(App and web page records)
=== Section Start ===
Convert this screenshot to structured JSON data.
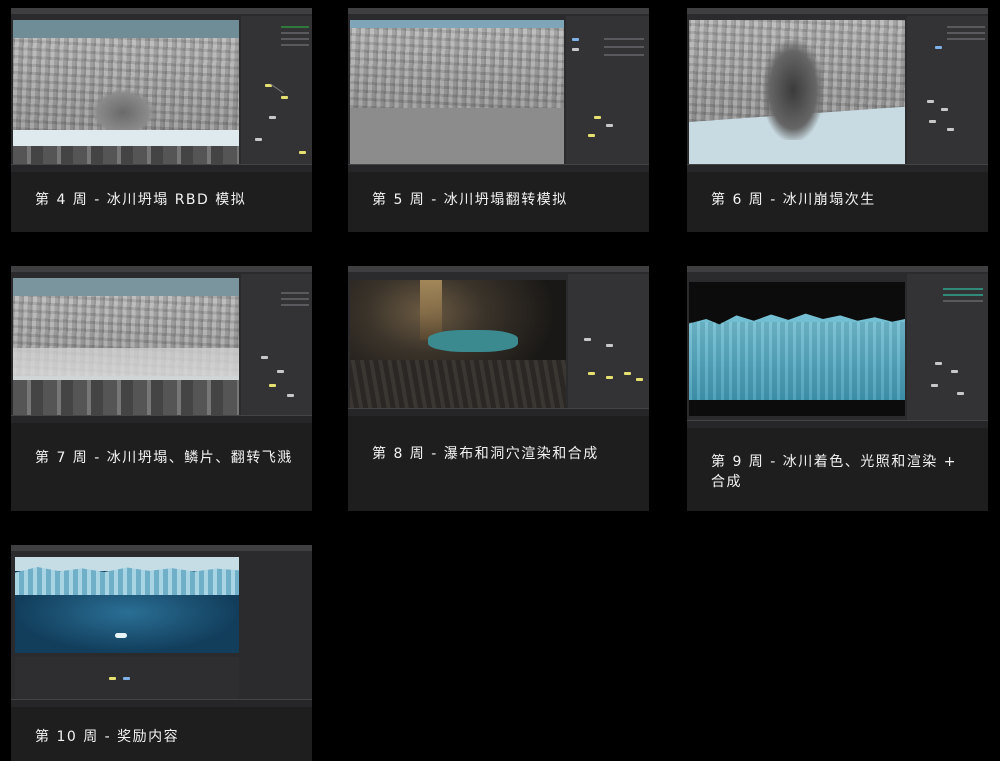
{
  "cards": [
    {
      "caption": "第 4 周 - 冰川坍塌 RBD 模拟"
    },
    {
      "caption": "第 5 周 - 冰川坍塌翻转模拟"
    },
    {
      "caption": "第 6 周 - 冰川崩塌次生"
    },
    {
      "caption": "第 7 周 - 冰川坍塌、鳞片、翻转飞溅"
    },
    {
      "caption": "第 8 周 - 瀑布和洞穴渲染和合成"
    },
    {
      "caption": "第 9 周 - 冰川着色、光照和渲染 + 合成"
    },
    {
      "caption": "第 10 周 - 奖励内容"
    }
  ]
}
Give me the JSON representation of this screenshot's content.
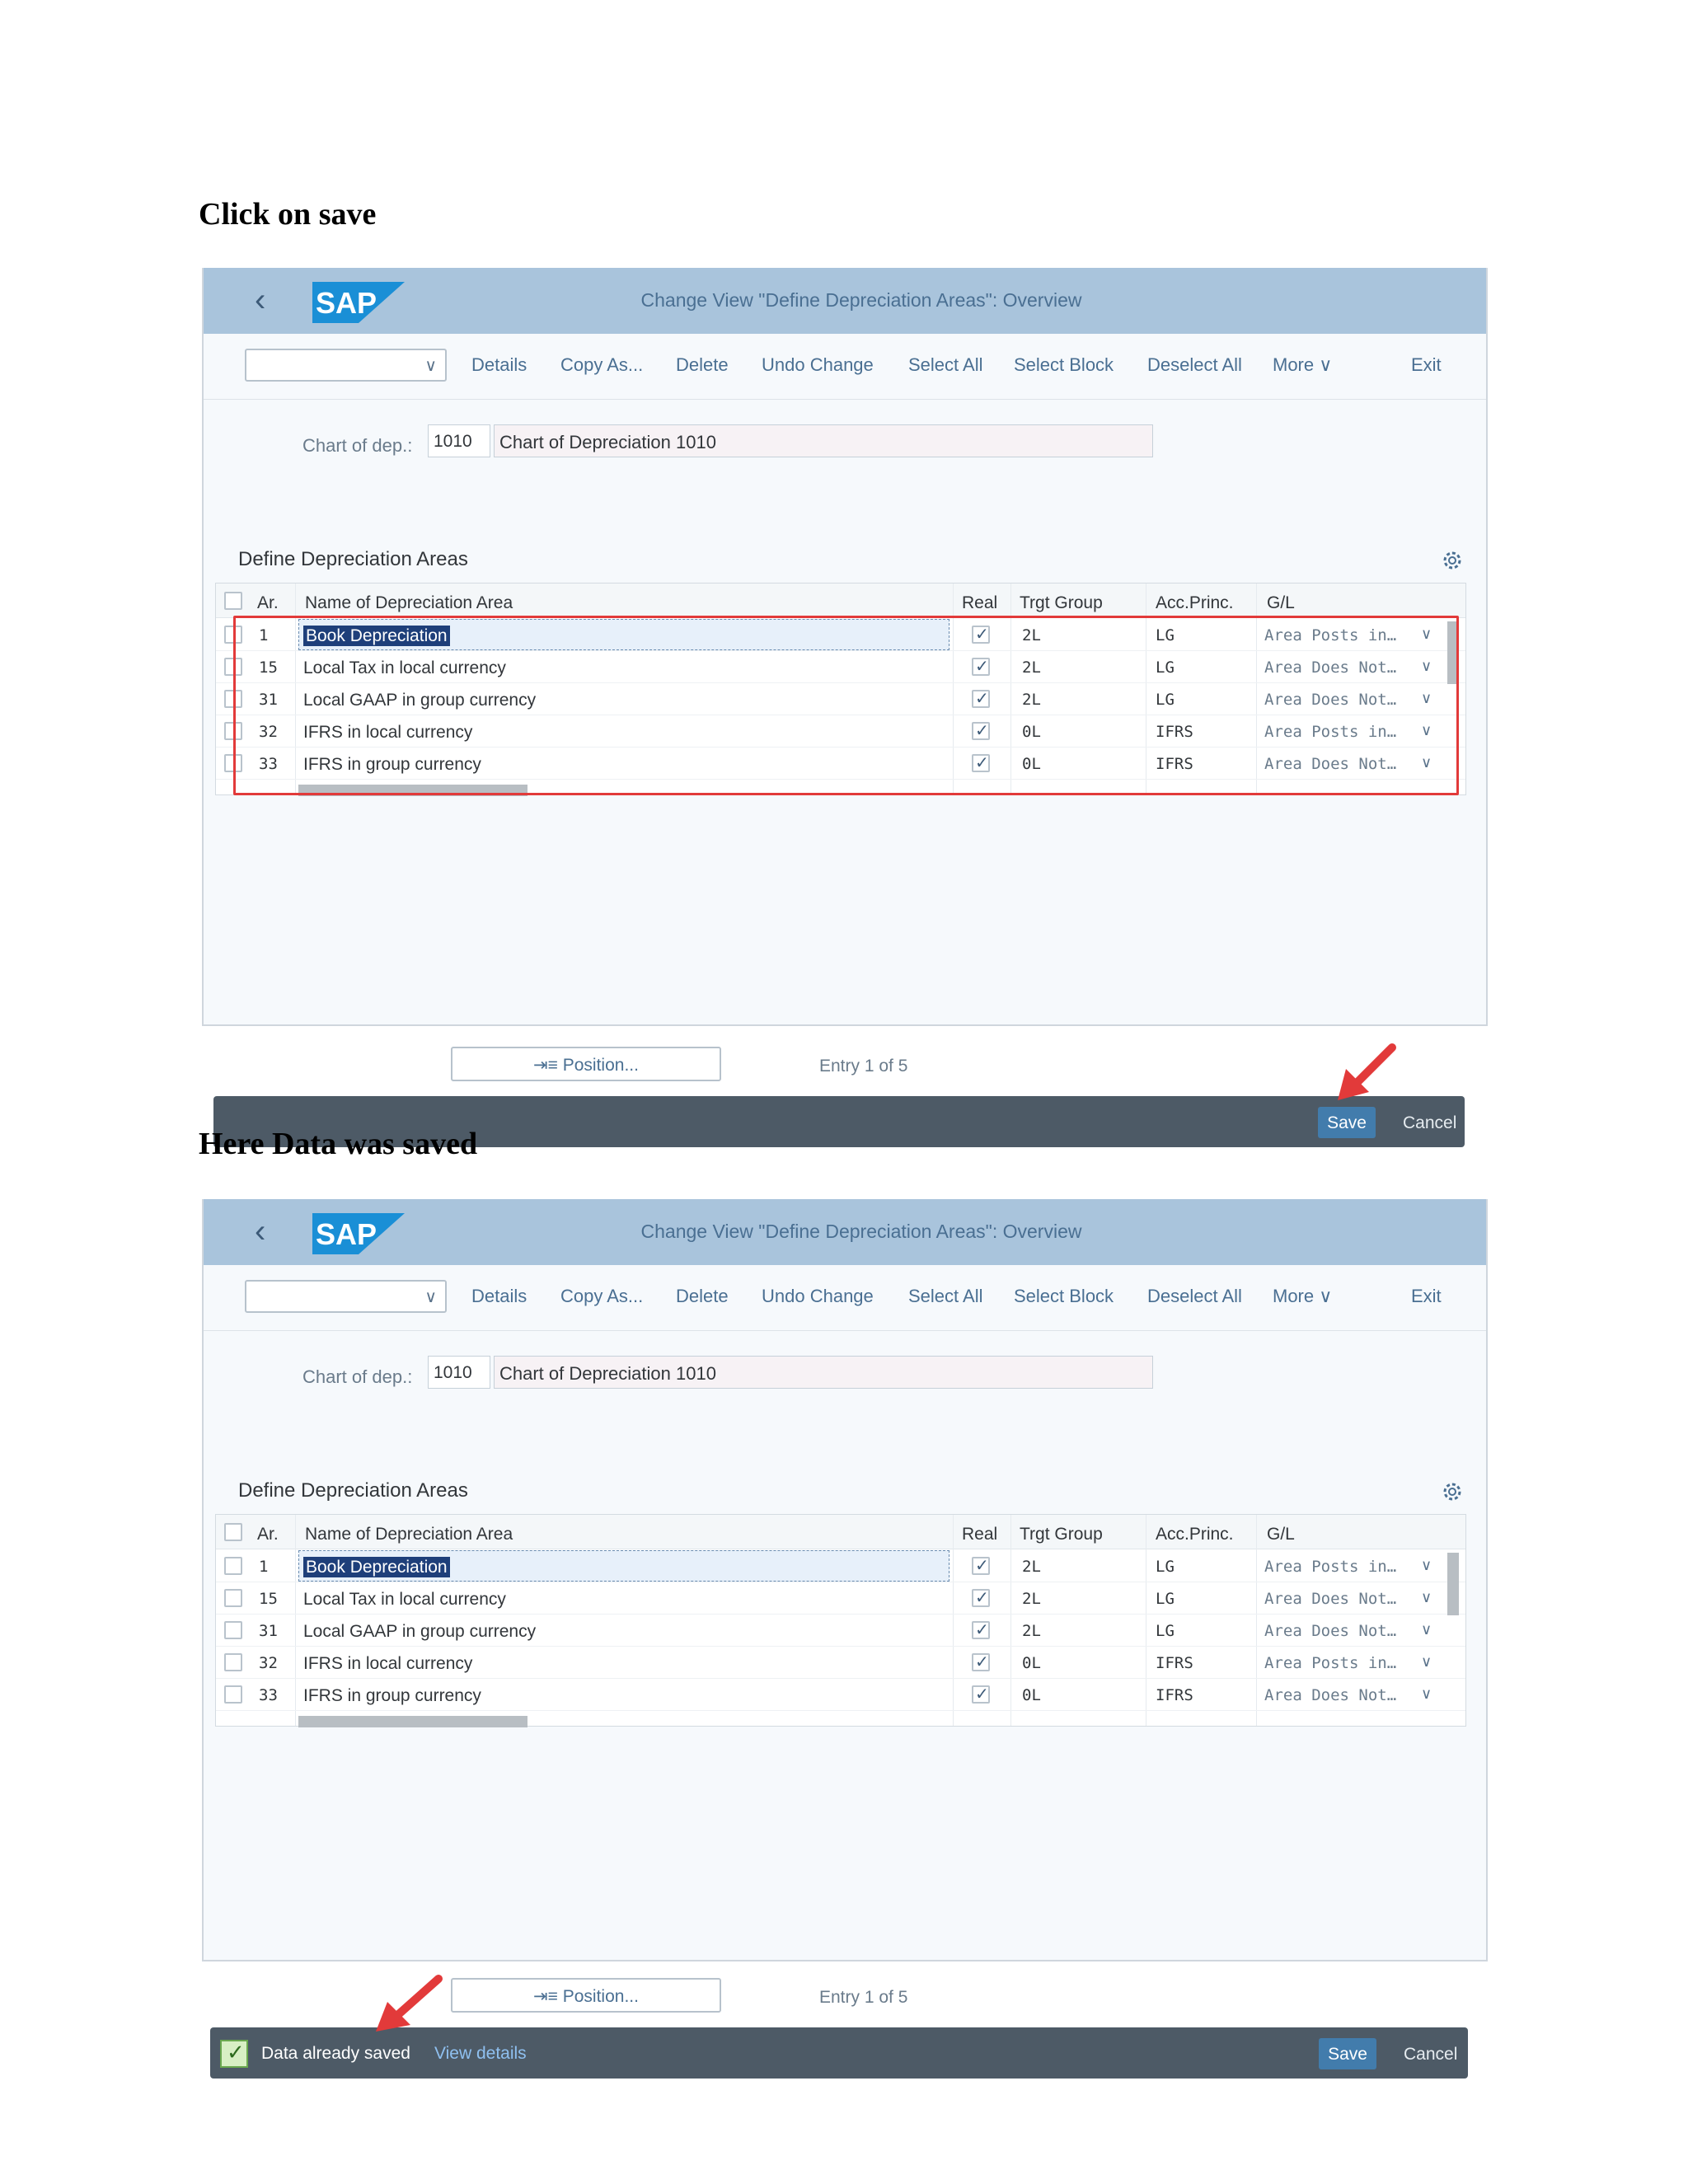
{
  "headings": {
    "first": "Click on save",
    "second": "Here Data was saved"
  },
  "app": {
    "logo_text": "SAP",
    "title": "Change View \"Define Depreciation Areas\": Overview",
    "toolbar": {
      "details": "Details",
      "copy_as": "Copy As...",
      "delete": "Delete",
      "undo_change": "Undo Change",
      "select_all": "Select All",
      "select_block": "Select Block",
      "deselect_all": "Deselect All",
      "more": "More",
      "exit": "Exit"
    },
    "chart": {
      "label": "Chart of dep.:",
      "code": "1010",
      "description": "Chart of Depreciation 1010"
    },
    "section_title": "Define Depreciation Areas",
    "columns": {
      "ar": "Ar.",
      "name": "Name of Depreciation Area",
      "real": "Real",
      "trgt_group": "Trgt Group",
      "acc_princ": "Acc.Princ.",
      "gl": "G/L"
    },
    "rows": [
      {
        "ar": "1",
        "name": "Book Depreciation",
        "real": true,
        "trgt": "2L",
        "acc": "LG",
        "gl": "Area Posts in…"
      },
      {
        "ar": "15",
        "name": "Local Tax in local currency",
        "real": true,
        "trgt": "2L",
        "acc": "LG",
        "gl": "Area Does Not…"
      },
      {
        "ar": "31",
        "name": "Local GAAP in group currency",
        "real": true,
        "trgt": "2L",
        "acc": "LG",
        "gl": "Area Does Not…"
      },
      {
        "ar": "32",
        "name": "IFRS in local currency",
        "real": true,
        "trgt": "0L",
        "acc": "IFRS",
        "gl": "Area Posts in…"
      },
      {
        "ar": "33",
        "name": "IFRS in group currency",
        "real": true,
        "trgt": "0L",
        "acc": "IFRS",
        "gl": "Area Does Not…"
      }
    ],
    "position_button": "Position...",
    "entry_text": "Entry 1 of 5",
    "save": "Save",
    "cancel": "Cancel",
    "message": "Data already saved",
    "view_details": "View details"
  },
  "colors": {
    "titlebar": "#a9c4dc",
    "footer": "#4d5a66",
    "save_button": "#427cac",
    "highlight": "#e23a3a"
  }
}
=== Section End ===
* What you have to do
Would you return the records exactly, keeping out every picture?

* Response area
Convert this screenshot to structured JSON data.
{
  "cards": [
    {
      "caption": "第 4 周 - 冰川坍塌 RBD 模拟"
    },
    {
      "caption": "第 5 周 - 冰川坍塌翻转模拟"
    },
    {
      "caption": "第 6 周 - 冰川崩塌次生"
    },
    {
      "caption": "第 7 周 - 冰川坍塌、鳞片、翻转飞溅"
    },
    {
      "caption": "第 8 周 - 瀑布和洞穴渲染和合成"
    },
    {
      "caption": "第 9 周 - 冰川着色、光照和渲染 + 合成"
    },
    {
      "caption": "第 10 周 - 奖励内容"
    }
  ]
}
Give me the JSON representation of this screenshot's content.
{
  "headings": {
    "first": "Click on save",
    "second": "Here Data was saved"
  },
  "app": {
    "logo_text": "SAP",
    "title": "Change View \"Define Depreciation Areas\": Overview",
    "toolbar": {
      "details": "Details",
      "copy_as": "Copy As...",
      "delete": "Delete",
      "undo_change": "Undo Change",
      "select_all": "Select All",
      "select_block": "Select Block",
      "deselect_all": "Deselect All",
      "more": "More",
      "exit": "Exit"
    },
    "chart": {
      "label": "Chart of dep.:",
      "code": "1010",
      "description": "Chart of Depreciation 1010"
    },
    "section_title": "Define Depreciation Areas",
    "columns": {
      "ar": "Ar.",
      "name": "Name of Depreciation Area",
      "real": "Real",
      "trgt_group": "Trgt Group",
      "acc_princ": "Acc.Princ.",
      "gl": "G/L"
    },
    "rows": [
      {
        "ar": "1",
        "name": "Book Depreciation",
        "real": true,
        "trgt": "2L",
        "acc": "LG",
        "gl": "Area Posts in…"
      },
      {
        "ar": "15",
        "name": "Local Tax in local currency",
        "real": true,
        "trgt": "2L",
        "acc": "LG",
        "gl": "Area Does Not…"
      },
      {
        "ar": "31",
        "name": "Local GAAP in group currency",
        "real": true,
        "trgt": "2L",
        "acc": "LG",
        "gl": "Area Does Not…"
      },
      {
        "ar": "32",
        "name": "IFRS in local currency",
        "real": true,
        "trgt": "0L",
        "acc": "IFRS",
        "gl": "Area Posts in…"
      },
      {
        "ar": "33",
        "name": "IFRS in group currency",
        "real": true,
        "trgt": "0L",
        "acc": "IFRS",
        "gl": "Area Does Not…"
      }
    ],
    "position_button": "Position...",
    "entry_text": "Entry 1 of 5",
    "save": "Save",
    "cancel": "Cancel",
    "message": "Data already saved",
    "view_details": "View details"
  },
  "colors": {
    "titlebar": "#a9c4dc",
    "footer": "#4d5a66",
    "save_button": "#427cac",
    "highlight": "#e23a3a"
  }
}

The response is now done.